(PROVIDED RECORDS begins)
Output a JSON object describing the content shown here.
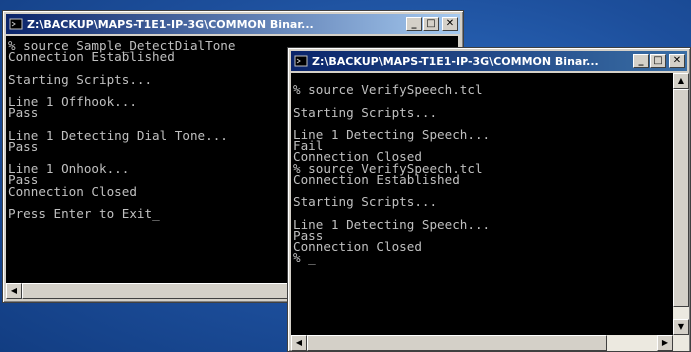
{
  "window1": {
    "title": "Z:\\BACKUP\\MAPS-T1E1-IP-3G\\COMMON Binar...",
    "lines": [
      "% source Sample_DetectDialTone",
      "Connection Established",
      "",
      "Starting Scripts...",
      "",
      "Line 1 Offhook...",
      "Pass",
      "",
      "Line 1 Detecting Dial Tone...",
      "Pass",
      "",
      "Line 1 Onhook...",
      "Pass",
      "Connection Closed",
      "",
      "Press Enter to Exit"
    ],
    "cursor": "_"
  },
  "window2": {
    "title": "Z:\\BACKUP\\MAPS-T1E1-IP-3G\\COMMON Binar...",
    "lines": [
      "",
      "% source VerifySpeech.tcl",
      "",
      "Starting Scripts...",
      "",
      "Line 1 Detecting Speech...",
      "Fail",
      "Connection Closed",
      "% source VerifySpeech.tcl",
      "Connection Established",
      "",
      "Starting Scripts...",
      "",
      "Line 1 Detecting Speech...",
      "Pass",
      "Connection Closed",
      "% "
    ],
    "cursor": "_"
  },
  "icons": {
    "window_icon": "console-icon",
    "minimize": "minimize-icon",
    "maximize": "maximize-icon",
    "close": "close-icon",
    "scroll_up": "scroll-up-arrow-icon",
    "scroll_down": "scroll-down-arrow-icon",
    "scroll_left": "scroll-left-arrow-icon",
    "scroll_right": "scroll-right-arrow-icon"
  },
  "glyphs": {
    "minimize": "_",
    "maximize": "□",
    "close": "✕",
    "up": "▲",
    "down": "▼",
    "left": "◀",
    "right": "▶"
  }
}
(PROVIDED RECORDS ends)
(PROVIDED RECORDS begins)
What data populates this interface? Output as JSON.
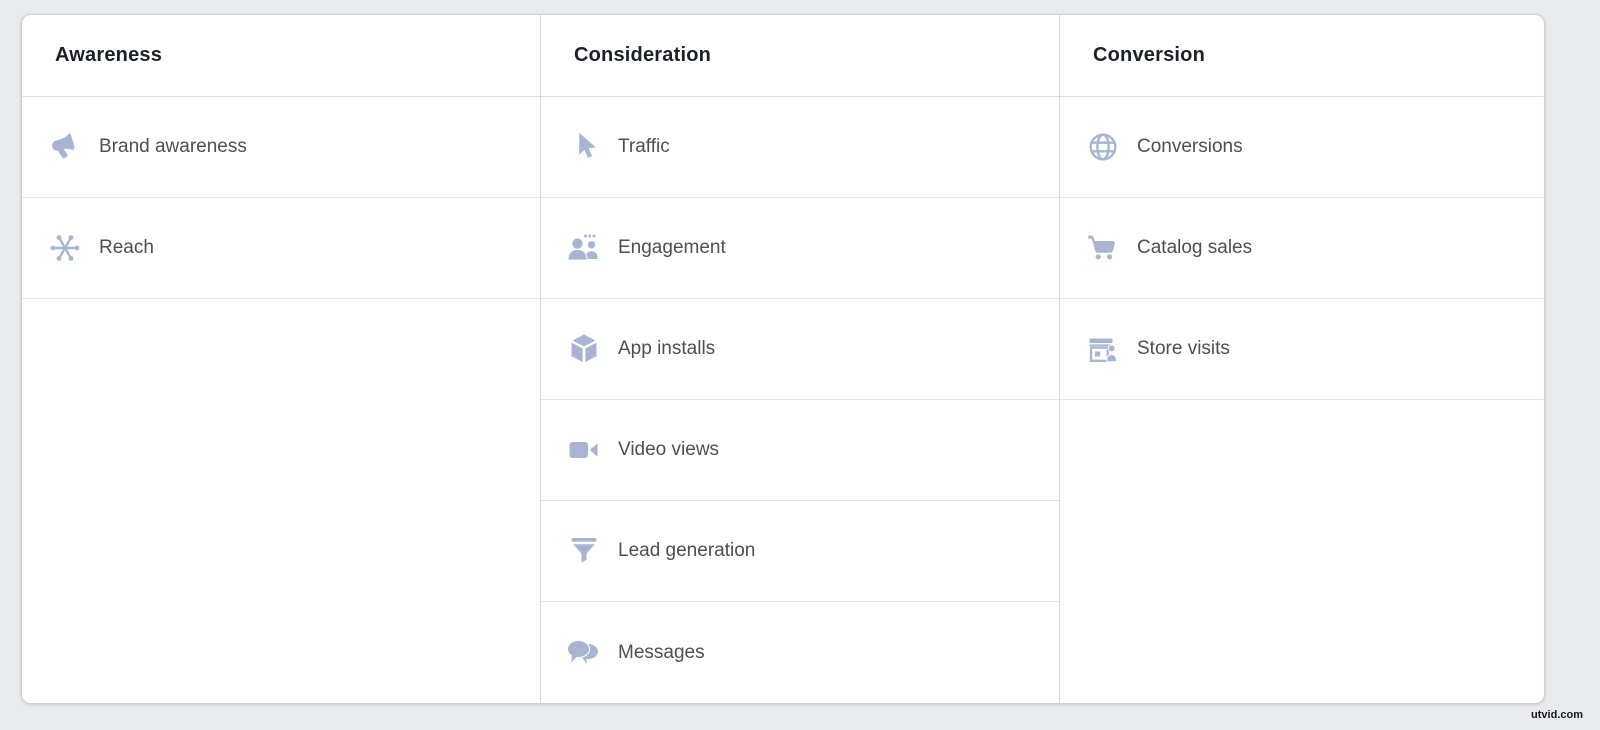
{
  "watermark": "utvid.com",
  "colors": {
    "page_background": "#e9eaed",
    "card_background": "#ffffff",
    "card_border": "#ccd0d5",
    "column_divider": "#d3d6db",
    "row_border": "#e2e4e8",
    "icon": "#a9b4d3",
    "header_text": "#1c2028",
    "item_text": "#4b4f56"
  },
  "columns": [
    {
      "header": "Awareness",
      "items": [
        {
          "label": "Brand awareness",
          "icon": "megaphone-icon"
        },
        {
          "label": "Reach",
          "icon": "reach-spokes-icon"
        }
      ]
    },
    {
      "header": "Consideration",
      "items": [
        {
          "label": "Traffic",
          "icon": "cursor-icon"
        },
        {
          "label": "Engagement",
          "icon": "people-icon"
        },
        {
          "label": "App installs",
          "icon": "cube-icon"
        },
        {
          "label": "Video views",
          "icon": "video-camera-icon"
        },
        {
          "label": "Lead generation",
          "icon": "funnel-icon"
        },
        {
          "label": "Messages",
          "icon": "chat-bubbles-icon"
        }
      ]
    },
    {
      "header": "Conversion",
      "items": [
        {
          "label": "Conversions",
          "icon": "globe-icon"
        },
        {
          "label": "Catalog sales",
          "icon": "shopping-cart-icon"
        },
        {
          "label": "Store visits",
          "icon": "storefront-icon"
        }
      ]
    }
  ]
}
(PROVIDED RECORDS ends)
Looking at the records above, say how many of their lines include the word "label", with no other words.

YOUR RESPONSE:
11